Under DOT regulations, aircraft with more than 30 passenger seats are not permitted to remain on the tarmac for more than three hours without allowing passengers to deplane, except where it is unsafe to do so. Every airline must have contingencies in place to ensure the comfort of passengers during lengthy delays.

Between December 16 to 18, 2016, Denver airport’s operations were affected by Winter Storm Decima, which caused heavy snow and ice. Due to a series of mechanical faults, several of Frontier’s gates became unusable, however the airline continued to land aircraft at Denver, leading to a backlog. Even as gates became available, Frontier did not have enough staff to cope with the operations. Additionally, in one instance the airline prioritised a departing flight at a gate, rather than deplaning one of the arrivals.

A total of eleven arriving flights were found to have violated DOT regulations, along with one departing flight.

“In conclusion, Frontier failed to adequately adjust its operations in response to the snowstorm and resulting gate congestion at DEN,” the DOT’s decision reads. “Moreover, Frontier failed to delay, divert, or cancel a sufficient number of flights scheduled to arrive at DEN, even though it was aware of the conditions at DEN, to allow the carrier to recover and reduce the probability of flights experiencing long tarmac delays.”

In its defence, Frontier says that the snowstorm had been sudden and unpredictable, and that it had taken the utmost steps to secure extra gates and staff. In addition, Frontier distributed USD1.2 million in cash and vouchers to reimburse affected passengers.

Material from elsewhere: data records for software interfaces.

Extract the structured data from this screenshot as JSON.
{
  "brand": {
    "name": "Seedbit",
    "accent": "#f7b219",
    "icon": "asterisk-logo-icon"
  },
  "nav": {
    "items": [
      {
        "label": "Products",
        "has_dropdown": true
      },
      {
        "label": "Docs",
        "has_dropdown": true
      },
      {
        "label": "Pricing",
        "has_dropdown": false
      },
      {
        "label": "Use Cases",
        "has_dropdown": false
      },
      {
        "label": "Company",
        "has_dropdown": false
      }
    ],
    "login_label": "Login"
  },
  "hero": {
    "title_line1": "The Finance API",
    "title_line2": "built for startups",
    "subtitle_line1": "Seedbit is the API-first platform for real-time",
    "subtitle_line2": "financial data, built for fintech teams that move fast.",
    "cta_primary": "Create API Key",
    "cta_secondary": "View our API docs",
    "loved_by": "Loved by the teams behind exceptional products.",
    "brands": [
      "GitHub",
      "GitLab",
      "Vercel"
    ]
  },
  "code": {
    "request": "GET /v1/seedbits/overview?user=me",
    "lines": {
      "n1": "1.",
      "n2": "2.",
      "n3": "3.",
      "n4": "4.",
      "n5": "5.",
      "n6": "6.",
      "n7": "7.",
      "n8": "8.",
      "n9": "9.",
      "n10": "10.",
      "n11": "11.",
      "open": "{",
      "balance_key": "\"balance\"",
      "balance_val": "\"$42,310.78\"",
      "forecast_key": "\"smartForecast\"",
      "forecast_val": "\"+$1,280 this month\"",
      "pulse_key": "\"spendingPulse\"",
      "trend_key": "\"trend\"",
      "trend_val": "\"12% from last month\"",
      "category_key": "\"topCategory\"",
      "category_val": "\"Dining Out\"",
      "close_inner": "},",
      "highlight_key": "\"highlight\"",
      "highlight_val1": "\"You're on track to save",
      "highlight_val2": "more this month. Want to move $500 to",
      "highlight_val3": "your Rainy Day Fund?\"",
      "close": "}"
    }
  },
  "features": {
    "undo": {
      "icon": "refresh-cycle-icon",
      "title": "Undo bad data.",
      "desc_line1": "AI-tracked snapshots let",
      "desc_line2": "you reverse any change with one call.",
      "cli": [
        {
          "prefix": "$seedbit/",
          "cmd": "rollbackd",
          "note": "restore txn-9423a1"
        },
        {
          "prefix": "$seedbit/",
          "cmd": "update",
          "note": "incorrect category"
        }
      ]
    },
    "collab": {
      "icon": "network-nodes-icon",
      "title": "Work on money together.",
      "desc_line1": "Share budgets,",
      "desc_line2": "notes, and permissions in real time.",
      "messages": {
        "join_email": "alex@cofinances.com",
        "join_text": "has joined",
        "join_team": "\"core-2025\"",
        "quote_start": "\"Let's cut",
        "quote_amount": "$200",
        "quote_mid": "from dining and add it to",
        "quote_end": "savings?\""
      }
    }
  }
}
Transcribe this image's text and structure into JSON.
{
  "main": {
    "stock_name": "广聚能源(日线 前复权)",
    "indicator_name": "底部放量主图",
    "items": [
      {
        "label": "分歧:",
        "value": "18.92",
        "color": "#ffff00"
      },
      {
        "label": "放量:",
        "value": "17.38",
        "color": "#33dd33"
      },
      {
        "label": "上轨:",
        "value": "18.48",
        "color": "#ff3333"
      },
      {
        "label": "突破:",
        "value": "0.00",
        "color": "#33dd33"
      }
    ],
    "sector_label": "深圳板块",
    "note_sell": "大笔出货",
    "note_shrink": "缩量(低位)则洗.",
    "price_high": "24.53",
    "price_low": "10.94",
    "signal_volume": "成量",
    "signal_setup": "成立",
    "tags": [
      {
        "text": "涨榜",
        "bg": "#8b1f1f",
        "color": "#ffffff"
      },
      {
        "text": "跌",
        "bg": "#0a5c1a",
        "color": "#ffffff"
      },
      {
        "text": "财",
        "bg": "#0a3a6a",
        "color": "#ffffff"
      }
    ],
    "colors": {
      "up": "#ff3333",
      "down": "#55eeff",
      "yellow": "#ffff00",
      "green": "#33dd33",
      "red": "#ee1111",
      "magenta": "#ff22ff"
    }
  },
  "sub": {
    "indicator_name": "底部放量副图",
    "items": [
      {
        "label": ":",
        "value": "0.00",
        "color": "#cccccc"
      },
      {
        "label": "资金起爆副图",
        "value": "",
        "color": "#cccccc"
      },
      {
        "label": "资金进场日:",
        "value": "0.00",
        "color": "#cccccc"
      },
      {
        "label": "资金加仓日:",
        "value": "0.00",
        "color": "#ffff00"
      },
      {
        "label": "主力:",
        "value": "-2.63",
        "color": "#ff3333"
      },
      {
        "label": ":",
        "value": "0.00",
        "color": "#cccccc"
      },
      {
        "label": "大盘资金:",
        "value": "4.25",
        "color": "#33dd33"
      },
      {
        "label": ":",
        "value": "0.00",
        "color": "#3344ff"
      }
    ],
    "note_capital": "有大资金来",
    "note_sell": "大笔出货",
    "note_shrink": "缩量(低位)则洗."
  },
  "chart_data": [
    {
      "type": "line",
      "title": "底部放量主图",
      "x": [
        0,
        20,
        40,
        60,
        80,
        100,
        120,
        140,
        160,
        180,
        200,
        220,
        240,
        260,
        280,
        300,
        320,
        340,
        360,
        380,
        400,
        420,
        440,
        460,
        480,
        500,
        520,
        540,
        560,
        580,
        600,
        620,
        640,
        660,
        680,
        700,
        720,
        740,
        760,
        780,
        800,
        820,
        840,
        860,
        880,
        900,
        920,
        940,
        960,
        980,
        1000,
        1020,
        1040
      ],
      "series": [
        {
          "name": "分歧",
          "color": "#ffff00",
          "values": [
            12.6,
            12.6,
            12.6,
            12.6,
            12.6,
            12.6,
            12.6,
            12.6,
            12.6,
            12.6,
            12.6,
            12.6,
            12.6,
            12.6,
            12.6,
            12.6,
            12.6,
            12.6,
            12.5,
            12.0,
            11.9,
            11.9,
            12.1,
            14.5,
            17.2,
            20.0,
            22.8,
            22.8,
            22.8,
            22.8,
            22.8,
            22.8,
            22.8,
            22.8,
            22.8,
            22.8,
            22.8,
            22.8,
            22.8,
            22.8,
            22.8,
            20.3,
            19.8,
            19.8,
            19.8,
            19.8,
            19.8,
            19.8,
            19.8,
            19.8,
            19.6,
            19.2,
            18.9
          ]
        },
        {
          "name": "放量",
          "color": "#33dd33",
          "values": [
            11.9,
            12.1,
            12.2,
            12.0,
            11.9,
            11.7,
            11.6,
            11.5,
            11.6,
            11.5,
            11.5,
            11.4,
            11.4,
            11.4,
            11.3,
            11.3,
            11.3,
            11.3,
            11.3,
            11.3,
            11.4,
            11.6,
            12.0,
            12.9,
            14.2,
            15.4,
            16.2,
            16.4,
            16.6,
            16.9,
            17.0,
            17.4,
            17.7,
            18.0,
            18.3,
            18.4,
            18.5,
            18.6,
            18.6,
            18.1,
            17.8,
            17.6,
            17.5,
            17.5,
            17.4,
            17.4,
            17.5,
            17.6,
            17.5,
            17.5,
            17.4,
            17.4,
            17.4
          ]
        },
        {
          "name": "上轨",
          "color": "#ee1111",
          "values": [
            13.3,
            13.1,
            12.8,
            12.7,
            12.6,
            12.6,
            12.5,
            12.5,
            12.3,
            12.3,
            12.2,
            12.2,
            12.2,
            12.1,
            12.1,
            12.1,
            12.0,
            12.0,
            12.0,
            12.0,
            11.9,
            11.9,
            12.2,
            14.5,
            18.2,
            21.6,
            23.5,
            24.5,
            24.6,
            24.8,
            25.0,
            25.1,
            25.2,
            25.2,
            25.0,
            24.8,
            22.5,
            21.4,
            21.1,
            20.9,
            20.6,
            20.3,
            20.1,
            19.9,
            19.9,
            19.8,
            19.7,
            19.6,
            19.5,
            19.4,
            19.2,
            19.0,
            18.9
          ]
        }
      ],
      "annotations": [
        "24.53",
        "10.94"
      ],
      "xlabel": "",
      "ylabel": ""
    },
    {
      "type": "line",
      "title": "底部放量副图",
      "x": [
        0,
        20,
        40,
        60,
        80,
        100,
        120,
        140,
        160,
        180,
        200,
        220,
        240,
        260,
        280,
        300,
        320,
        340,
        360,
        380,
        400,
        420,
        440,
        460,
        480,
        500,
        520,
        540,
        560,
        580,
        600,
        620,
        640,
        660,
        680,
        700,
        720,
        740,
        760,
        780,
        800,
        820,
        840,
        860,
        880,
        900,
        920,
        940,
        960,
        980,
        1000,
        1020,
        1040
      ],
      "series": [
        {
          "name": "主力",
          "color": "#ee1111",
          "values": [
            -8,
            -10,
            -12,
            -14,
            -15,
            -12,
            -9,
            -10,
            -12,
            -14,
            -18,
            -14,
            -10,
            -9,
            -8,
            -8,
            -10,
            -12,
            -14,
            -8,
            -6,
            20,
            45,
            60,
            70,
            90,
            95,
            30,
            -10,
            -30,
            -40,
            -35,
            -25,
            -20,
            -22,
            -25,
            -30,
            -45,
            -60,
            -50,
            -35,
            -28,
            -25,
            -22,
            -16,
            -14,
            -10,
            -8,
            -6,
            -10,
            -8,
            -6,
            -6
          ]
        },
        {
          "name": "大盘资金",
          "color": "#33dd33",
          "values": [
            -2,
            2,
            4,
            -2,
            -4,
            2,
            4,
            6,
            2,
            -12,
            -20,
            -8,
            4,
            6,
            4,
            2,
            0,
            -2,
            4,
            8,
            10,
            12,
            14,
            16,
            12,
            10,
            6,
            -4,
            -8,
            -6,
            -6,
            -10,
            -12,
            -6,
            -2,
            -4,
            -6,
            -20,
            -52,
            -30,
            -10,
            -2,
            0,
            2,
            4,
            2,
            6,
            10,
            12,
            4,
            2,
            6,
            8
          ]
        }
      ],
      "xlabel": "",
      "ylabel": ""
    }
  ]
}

Nevertheless, the DOT issued the USD1.5 million fine, reduced to USD600,000 in consideration of compensation already paid.